** Work item **
Your job is to copy the lines from the material that include "true".

[Start of Attachment]

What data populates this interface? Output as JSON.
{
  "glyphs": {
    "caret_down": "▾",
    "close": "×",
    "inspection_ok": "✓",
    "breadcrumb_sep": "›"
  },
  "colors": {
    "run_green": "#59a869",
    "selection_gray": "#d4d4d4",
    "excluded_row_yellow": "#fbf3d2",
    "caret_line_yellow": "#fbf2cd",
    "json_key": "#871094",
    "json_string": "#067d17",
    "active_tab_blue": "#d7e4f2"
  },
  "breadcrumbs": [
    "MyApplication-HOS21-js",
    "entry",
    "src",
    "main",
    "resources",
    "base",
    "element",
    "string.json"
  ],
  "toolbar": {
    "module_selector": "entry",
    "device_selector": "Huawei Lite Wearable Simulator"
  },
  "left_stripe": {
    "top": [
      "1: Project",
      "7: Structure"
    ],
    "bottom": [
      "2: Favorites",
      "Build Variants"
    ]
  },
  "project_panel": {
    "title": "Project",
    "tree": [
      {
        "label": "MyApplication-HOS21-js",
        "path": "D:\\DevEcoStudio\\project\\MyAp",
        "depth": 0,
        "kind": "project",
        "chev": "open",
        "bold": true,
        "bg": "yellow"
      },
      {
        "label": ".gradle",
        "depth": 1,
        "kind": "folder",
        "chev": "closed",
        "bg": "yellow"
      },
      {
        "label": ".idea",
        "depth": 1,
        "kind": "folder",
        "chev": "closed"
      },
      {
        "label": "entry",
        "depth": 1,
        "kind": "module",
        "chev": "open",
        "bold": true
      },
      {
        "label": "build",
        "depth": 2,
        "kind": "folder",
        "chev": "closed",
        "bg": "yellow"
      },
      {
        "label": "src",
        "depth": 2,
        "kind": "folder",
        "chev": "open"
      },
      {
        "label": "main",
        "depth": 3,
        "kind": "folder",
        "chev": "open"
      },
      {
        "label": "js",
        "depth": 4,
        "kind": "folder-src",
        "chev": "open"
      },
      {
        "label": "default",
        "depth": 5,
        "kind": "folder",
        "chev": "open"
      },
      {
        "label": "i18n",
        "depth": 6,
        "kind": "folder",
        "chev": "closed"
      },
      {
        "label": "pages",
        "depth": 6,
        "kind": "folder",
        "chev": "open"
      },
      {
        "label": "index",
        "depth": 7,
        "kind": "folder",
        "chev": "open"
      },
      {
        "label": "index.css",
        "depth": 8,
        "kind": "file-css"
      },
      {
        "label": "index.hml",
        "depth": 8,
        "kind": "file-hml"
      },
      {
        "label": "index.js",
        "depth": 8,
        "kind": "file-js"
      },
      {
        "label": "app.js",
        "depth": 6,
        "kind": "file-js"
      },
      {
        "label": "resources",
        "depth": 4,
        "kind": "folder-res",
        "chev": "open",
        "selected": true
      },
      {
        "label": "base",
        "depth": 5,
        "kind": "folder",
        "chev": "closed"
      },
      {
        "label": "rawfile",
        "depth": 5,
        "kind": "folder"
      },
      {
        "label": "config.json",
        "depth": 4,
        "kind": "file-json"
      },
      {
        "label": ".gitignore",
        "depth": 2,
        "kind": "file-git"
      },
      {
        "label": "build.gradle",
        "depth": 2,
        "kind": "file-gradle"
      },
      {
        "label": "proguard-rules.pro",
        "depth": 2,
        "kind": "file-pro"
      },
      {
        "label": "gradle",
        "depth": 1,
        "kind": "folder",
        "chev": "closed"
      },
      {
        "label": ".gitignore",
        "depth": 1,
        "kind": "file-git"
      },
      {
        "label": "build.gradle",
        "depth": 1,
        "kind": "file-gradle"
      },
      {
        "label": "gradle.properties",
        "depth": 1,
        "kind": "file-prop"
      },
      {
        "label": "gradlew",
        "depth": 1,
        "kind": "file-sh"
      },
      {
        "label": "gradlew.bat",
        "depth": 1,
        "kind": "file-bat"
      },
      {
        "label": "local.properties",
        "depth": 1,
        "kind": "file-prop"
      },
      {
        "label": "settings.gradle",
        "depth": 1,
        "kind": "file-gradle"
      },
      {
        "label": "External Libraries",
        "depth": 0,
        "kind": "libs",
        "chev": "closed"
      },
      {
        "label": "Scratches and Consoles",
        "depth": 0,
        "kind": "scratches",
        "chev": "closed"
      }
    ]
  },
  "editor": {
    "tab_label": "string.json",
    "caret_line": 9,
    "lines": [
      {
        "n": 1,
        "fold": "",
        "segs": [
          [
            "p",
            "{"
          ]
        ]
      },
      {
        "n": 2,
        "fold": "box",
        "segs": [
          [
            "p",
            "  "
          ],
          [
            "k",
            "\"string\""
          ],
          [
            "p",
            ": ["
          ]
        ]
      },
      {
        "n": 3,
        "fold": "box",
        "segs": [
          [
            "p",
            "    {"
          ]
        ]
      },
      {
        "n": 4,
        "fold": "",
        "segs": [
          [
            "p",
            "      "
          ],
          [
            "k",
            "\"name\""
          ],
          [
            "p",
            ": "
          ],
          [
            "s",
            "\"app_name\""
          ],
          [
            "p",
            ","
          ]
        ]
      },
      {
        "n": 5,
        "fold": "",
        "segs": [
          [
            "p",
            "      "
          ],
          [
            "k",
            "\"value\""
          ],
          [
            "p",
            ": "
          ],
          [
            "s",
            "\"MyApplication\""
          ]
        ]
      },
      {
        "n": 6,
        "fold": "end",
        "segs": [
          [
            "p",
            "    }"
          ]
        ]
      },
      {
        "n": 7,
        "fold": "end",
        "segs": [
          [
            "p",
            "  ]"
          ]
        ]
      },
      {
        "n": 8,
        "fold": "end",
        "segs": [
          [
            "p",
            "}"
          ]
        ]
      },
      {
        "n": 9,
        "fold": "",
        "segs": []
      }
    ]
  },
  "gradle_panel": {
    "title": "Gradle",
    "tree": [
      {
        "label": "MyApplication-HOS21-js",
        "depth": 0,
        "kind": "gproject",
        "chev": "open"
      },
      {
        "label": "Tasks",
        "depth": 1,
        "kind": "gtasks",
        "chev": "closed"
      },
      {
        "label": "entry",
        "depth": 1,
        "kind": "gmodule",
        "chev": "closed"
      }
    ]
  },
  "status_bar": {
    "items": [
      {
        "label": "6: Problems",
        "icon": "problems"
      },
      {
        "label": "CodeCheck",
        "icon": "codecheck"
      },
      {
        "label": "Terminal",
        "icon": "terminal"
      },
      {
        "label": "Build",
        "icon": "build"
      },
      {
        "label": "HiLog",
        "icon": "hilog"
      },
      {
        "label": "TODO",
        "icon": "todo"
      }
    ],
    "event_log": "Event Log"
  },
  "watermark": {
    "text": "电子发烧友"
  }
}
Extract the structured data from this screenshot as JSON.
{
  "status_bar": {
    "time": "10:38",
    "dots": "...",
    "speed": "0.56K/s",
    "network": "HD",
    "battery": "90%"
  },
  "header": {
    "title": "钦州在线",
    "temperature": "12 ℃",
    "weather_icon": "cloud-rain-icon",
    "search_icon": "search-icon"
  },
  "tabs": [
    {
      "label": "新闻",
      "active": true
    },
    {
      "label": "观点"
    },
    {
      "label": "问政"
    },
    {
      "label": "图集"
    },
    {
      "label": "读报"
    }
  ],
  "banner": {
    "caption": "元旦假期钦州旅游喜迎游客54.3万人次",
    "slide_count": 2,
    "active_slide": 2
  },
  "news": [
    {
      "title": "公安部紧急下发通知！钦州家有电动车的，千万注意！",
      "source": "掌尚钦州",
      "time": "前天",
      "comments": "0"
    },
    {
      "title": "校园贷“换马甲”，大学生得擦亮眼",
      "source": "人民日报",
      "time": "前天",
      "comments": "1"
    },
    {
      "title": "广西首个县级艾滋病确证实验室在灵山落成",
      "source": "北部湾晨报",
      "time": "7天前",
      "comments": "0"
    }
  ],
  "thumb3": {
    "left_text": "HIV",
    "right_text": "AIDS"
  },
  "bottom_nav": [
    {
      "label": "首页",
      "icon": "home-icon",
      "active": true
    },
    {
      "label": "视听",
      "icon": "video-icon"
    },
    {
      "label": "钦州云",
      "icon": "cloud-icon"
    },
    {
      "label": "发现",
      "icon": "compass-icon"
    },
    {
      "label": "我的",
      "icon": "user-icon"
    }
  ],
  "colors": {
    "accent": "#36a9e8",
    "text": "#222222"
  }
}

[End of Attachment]

** Answer to the problem **
        "bold": true,
        "bold": true
        "selected": true
      "active": true
      "active": true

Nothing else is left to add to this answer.